Data items
------------------------

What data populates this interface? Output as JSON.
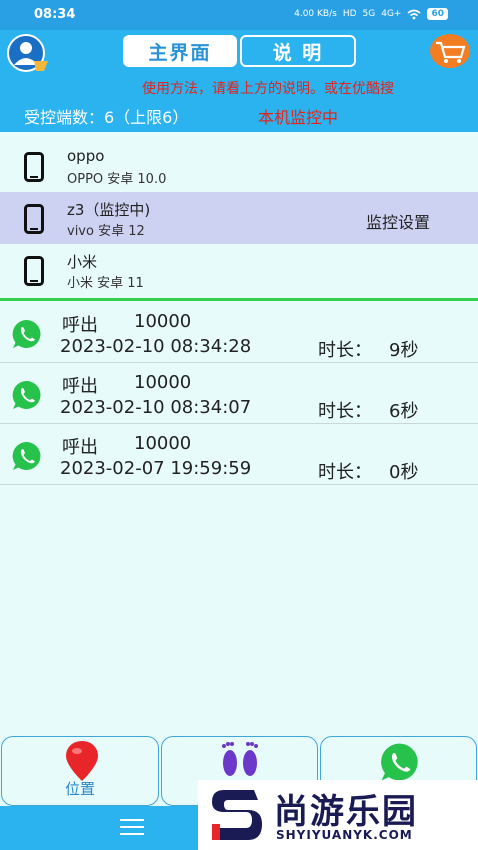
{
  "status_bar": {
    "time": "08:34",
    "network_speed": "4.00 KB/s",
    "hd": "HD",
    "signal_1": "5G",
    "signal_2": "4G+",
    "battery": "60"
  },
  "header": {
    "tabs": [
      {
        "label": "主界面",
        "active": true
      },
      {
        "label": "说 明",
        "active": false
      }
    ],
    "marquee": "使用方法，请看上方的说明。或在优酷搜",
    "controlled_count": "受控端数：6（上限6）",
    "monitor_status": "本机监控中"
  },
  "devices": [
    {
      "name": "oppo",
      "sub": "OPPO 安卓 10.0",
      "action": ""
    },
    {
      "name": "z3（监控中)",
      "sub": "vivo 安卓 12",
      "action": "监控设置",
      "selected": true
    },
    {
      "name": "小米",
      "sub": "小米 安卓 11",
      "action": ""
    }
  ],
  "calls": [
    {
      "type": "呼出",
      "number": "10000",
      "time": "2023-02-10 08:34:28",
      "duration_label": "时长：",
      "duration": "9秒"
    },
    {
      "type": "呼出",
      "number": "10000",
      "time": "2023-02-10 08:34:07",
      "duration_label": "时长：",
      "duration": "6秒"
    },
    {
      "type": "呼出",
      "number": "10000",
      "time": "2023-02-07 19:59:59",
      "duration_label": "时长：",
      "duration": "0秒"
    }
  ],
  "bottom_nav": [
    {
      "label": "位置",
      "icon": "location-pin-icon"
    },
    {
      "label": "",
      "icon": "footprints-icon"
    },
    {
      "label": "",
      "icon": "whatsapp-phone-icon"
    }
  ],
  "watermark": {
    "title": "尚游乐园",
    "url": "SHYIYUANYK.COM"
  },
  "colors": {
    "header": "#2bb3ef",
    "accent_red": "#e2241c",
    "background": "#e8fbfb",
    "selected_row": "#cdd2f2",
    "divider": "#35d04c",
    "whatsapp": "#27c24c"
  }
}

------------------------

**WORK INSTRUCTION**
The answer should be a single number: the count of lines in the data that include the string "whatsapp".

**YOUR RESPONSE**
2